“Verizon Wireless said…that it had received a court injunction to stop a Florida investigative agency from fraudulently obtaining confidential information about its wireless subscribers. The No. 2 U.S. mobile service said it filed a lawsuit accusing Global Information Group of making thousands of attempts to gather confidential information without authorization and using fraudulent schemes to do so, including impersonating Verizon employees and posing as customers…Verizon Wireless said it had already asked courts for help three times this year on customer privacy concerns. It also received a court order in the summer to stop a Tennessee-based company from illegally obtaining and selling confidential customer telephone records. Also during the summer it received injunctions against telemarketing companies in Florida and California to stop them from making illegal sales calls to its customers.” (Reuters, 11-9-05)

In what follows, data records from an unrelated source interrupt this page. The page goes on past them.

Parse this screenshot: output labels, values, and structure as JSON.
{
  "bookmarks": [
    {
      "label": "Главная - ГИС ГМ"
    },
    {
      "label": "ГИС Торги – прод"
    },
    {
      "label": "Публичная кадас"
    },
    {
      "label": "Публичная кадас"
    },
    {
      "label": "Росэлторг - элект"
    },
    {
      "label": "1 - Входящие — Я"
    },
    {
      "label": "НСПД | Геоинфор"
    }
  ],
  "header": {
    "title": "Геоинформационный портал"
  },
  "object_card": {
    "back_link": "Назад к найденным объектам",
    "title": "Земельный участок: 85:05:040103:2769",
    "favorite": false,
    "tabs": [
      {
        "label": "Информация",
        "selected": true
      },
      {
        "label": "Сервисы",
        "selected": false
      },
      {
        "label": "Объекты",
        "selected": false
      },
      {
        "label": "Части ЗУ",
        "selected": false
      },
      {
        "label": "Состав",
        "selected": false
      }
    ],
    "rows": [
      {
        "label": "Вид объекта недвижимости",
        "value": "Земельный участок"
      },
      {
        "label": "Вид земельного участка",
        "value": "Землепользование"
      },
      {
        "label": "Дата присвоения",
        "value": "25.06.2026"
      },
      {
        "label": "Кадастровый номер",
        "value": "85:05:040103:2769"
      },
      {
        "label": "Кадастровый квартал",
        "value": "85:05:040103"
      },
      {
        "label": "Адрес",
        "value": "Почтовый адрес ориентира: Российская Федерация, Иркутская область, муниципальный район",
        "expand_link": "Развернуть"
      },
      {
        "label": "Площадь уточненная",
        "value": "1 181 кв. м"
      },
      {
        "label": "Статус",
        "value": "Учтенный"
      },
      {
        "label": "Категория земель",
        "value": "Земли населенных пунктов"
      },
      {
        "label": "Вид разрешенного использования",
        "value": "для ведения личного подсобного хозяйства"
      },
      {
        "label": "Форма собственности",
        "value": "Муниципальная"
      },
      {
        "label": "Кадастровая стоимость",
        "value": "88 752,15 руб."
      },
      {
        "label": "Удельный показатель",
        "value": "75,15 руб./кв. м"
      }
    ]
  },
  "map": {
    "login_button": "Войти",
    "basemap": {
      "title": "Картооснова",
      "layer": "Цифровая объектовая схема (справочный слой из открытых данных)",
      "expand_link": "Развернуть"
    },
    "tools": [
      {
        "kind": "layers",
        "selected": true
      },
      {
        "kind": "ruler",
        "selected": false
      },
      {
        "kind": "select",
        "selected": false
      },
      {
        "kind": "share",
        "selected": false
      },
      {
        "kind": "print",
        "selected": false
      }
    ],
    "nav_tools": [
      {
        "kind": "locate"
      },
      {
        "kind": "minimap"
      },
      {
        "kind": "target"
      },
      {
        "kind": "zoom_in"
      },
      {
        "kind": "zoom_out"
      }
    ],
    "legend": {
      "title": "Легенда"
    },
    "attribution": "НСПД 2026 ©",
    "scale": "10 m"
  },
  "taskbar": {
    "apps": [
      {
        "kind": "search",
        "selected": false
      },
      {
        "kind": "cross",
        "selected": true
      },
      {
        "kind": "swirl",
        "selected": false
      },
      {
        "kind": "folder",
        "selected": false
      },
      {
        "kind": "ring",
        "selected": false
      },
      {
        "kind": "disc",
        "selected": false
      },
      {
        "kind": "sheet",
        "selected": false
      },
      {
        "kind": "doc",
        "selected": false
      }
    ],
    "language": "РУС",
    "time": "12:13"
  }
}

- Organizations should establish monitoring and investigative processes, as well as awareness and education training for the work force, in order to protect the confidentiality of clients, customers, partners and employees.
Richard Power is the founder of GS(3) Intelligence and http://www.wordsofpower.net. His work focuses on the inter-related issues of security, sustainability and spirit, and how to overcome the challenges of terrorism, cyber crime, global warming, health emergencies, natural disasters, etc. You can reach him via e-mail: email@example.com. For more information, go to http://www.wordsofpower.net.